So is she right?  If you want easy answers wrapped up in a tidy package by an episode’s end, you’d do better to stick with “NCIS”.  What makes “Homeland” so compelling is that it does not tackle good and evil and right and wrong with broad strokes.  Brody is clearly damaged and hiding something; but a terrorist threat?  Mathison is so concerned with hiding her own secrets and proving her theory correct that she may simply be seeing what she wants to see in Brody.  Unlike most series which establish a clear hero and villain, and the hero has to fight against all the bureaucratic nonsense and red tape to bring the villain to justice, it is not clear where “Homeland” is headed; and that is the show’s greatest asset.    Brody could indeed be a terrorist, or he could be the tragic hero; while Mathison could be the only one who sees him for the danger he represents or she could be a total head-case.  The thrill of “Homeland” is, at this point, either scenario seems equally possible.
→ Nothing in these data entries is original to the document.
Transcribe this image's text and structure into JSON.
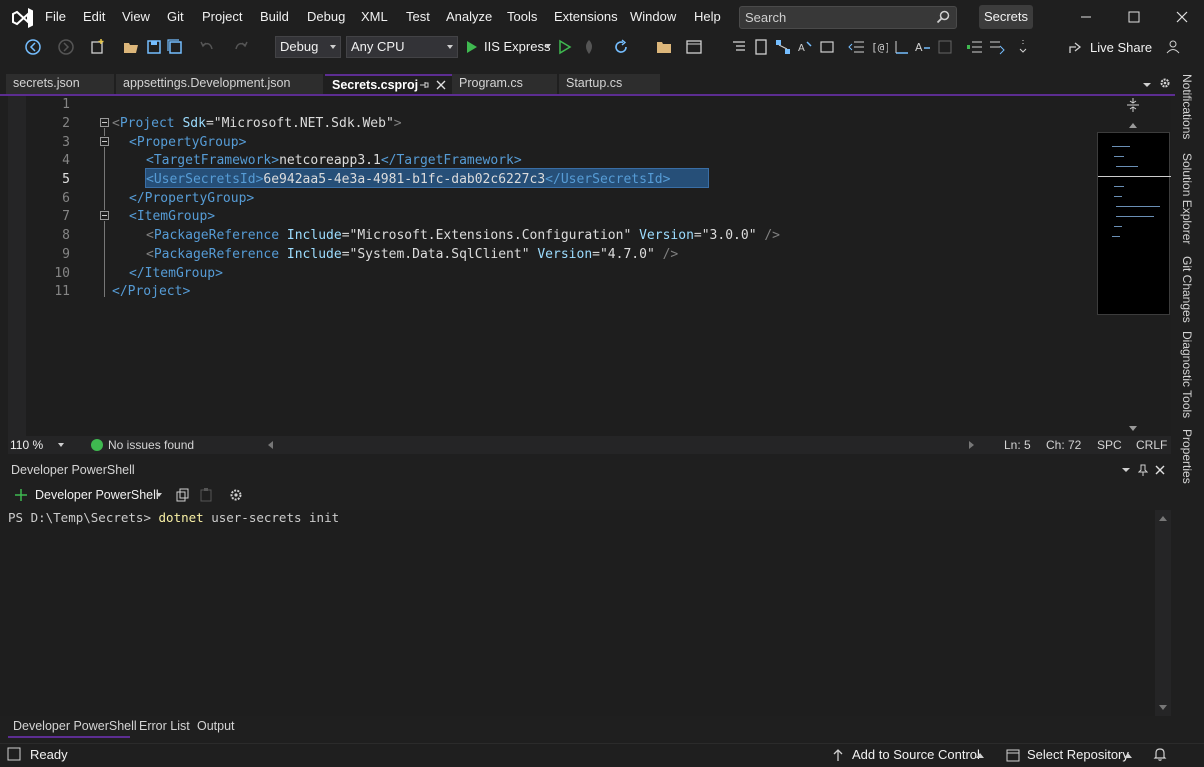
{
  "menu": [
    "File",
    "Edit",
    "View",
    "Git",
    "Project",
    "Build",
    "Debug",
    "XML",
    "Test",
    "Analyze",
    "Tools",
    "Extensions",
    "Window",
    "Help"
  ],
  "search": {
    "placeholder": "Search"
  },
  "solution_name": "Secrets",
  "toolbar": {
    "config": "Debug",
    "platform": "Any CPU",
    "run_target": "IIS Express",
    "live_share": "Live Share"
  },
  "tabs": [
    {
      "label": "secrets.json",
      "active": false
    },
    {
      "label": "appsettings.Development.json",
      "active": false
    },
    {
      "label": "Secrets.csproj",
      "active": true
    },
    {
      "label": "Program.cs",
      "active": false
    },
    {
      "label": "Startup.cs",
      "active": false
    }
  ],
  "editor": {
    "line_numbers": [
      "1",
      "2",
      "3",
      "4",
      "5",
      "6",
      "7",
      "8",
      "9",
      "10",
      "11"
    ],
    "current_line": "5",
    "lines": {
      "l2": {
        "lt": "<",
        "tag": "Project",
        "attr": " Sdk",
        "eq": "=",
        "val": "\"Microsoft.NET.Sdk.Web\"",
        "gt": ">"
      },
      "l3": {
        "tag": "<PropertyGroup>"
      },
      "l4": {
        "open": "<TargetFramework>",
        "text": "netcoreapp3.1",
        "close": "</TargetFramework>"
      },
      "l5": {
        "open": "<UserSecretsId>",
        "text": "6e942aa5-4e3a-4981-b1fc-dab02c6227c3",
        "close": "</UserSecretsId>"
      },
      "l6": {
        "tag": "</PropertyGroup>"
      },
      "l7": {
        "tag": "<ItemGroup>"
      },
      "l8": {
        "lt": "<",
        "tag": "PackageReference",
        "attr1": " Include",
        "eq1": "=",
        "val1": "\"Microsoft.Extensions.Configuration\"",
        "attr2": " Version",
        "eq2": "=",
        "val2": "\"3.0.0\"",
        "end": " />"
      },
      "l9": {
        "lt": "<",
        "tag": "PackageReference",
        "attr1": " Include",
        "eq1": "=",
        "val1": "\"System.Data.SqlClient\"",
        "attr2": " Version",
        "eq2": "=",
        "val2": "\"4.7.0\"",
        "end": " />"
      },
      "l10": {
        "tag": "</ItemGroup>"
      },
      "l11": {
        "tag": "</Project>"
      }
    }
  },
  "editor_status": {
    "zoom": "110 %",
    "issues": "No issues found",
    "line": "Ln: 5",
    "col": "Ch: 72",
    "whitespace": "SPC",
    "line_ending": "CRLF"
  },
  "right_rail": [
    "Notifications",
    "Solution Explorer",
    "Git Changes",
    "Diagnostic Tools",
    "Properties"
  ],
  "panel": {
    "title": "Developer PowerShell",
    "profile": "Developer PowerShell",
    "prompt": "PS D:\\Temp\\Secrets> ",
    "command": "dotnet",
    "args": " user-secrets init",
    "tabs": [
      "Developer PowerShell",
      "Error List",
      "Output"
    ]
  },
  "statusbar": {
    "state": "Ready",
    "source_control": "Add to Source Control",
    "repository": "Select Repository"
  }
}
But the show can’t keep us on the hook forever, constantly tricking the audience or dragging the story out.  So far the writers have done a great job of revealing small but satisfying and important bits of each character’s persona as well as the bigger puzzle in each episode.  Though it’s to “Homeland’s” credit that the show is just as captivating when exploring the issues of Brody’s home life as it is when focusing on the espionage stuff.

“Homeland” never feels too talky or complicated despite being complex and challenging.  Danes (who I’ve admittedly never been a real fan of) and Lewis both give Emmy-ready performances, and the supporting cast – which includes Mandy Patinkin as Mathison’s mentor and “V’s” Morena Baccrain as Brody’s (beautiful) wife – is equally impeccable.

“Homeland” was adapted by “24’s” Howard Gordon and Alex Gansa from an Israeli series.  Gordon brings the best of “24” to this project, namely the often muddled line between good and evil and the question of when is it acceptable to break the laws of the country – or even society – for the greater good; and who has the right to make that determination.  But “Homeland” is not “24” 2.0.  Though I am of the opinion that every show could benefit from a Jack Bauer, this is a much more cerebral approach to the idea of fighting a terrorist threat from within.  Yet, somehow, it is no less thrilling.